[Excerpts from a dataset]

+++++

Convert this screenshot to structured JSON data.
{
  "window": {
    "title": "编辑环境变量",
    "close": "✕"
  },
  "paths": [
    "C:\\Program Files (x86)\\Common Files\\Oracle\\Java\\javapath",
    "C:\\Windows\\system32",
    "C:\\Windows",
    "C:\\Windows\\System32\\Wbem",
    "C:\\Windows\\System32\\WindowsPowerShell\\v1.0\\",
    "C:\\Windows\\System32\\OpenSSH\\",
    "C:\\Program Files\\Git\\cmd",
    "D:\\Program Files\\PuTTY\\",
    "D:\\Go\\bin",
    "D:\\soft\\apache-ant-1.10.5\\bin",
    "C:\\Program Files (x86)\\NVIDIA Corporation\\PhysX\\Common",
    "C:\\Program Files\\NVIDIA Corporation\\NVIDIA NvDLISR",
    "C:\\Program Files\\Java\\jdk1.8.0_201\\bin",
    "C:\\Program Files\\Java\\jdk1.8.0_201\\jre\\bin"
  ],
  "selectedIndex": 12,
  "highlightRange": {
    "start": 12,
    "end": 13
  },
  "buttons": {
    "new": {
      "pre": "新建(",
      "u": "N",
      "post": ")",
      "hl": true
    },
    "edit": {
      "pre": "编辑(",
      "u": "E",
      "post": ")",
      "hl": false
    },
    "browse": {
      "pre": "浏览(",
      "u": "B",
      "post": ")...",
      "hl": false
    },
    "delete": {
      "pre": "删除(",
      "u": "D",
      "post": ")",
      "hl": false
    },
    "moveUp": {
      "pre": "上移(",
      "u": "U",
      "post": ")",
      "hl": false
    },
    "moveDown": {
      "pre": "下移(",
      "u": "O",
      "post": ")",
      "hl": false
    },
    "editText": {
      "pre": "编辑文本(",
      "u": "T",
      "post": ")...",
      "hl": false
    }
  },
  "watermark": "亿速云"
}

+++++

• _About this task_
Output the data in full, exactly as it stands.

• _Finished task_
Convert this screenshot to structured JSON data.
{
  "window": {
    "title": "编辑环境变量",
    "close": "✕"
  },
  "paths": [
    "C:\\Program Files (x86)\\Common Files\\Oracle\\Java\\javapath",
    "C:\\Windows\\system32",
    "C:\\Windows",
    "C:\\Windows\\System32\\Wbem",
    "C:\\Windows\\System32\\WindowsPowerShell\\v1.0\\",
    "C:\\Windows\\System32\\OpenSSH\\",
    "C:\\Program Files\\Git\\cmd",
    "D:\\Program Files\\PuTTY\\",
    "D:\\Go\\bin",
    "D:\\soft\\apache-ant-1.10.5\\bin",
    "C:\\Program Files (x86)\\NVIDIA Corporation\\PhysX\\Common",
    "C:\\Program Files\\NVIDIA Corporation\\NVIDIA NvDLISR",
    "C:\\Program Files\\Java\\jdk1.8.0_201\\bin",
    "C:\\Program Files\\Java\\jdk1.8.0_201\\jre\\bin"
  ],
  "selectedIndex": 12,
  "highlightRange": {
    "start": 12,
    "end": 13
  },
  "buttons": {
    "new": {
      "pre": "新建(",
      "u": "N",
      "post": ")",
      "hl": true
    },
    "edit": {
      "pre": "编辑(",
      "u": "E",
      "post": ")",
      "hl": false
    },
    "browse": {
      "pre": "浏览(",
      "u": "B",
      "post": ")...",
      "hl": false
    },
    "delete": {
      "pre": "删除(",
      "u": "D",
      "post": ")",
      "hl": false
    },
    "moveUp": {
      "pre": "上移(",
      "u": "U",
      "post": ")",
      "hl": false
    },
    "moveDown": {
      "pre": "下移(",
      "u": "O",
      "post": ")",
      "hl": false
    },
    "editText": {
      "pre": "编辑文本(",
      "u": "T",
      "post": ")...",
      "hl": false
    }
  },
  "watermark": "亿速云"
}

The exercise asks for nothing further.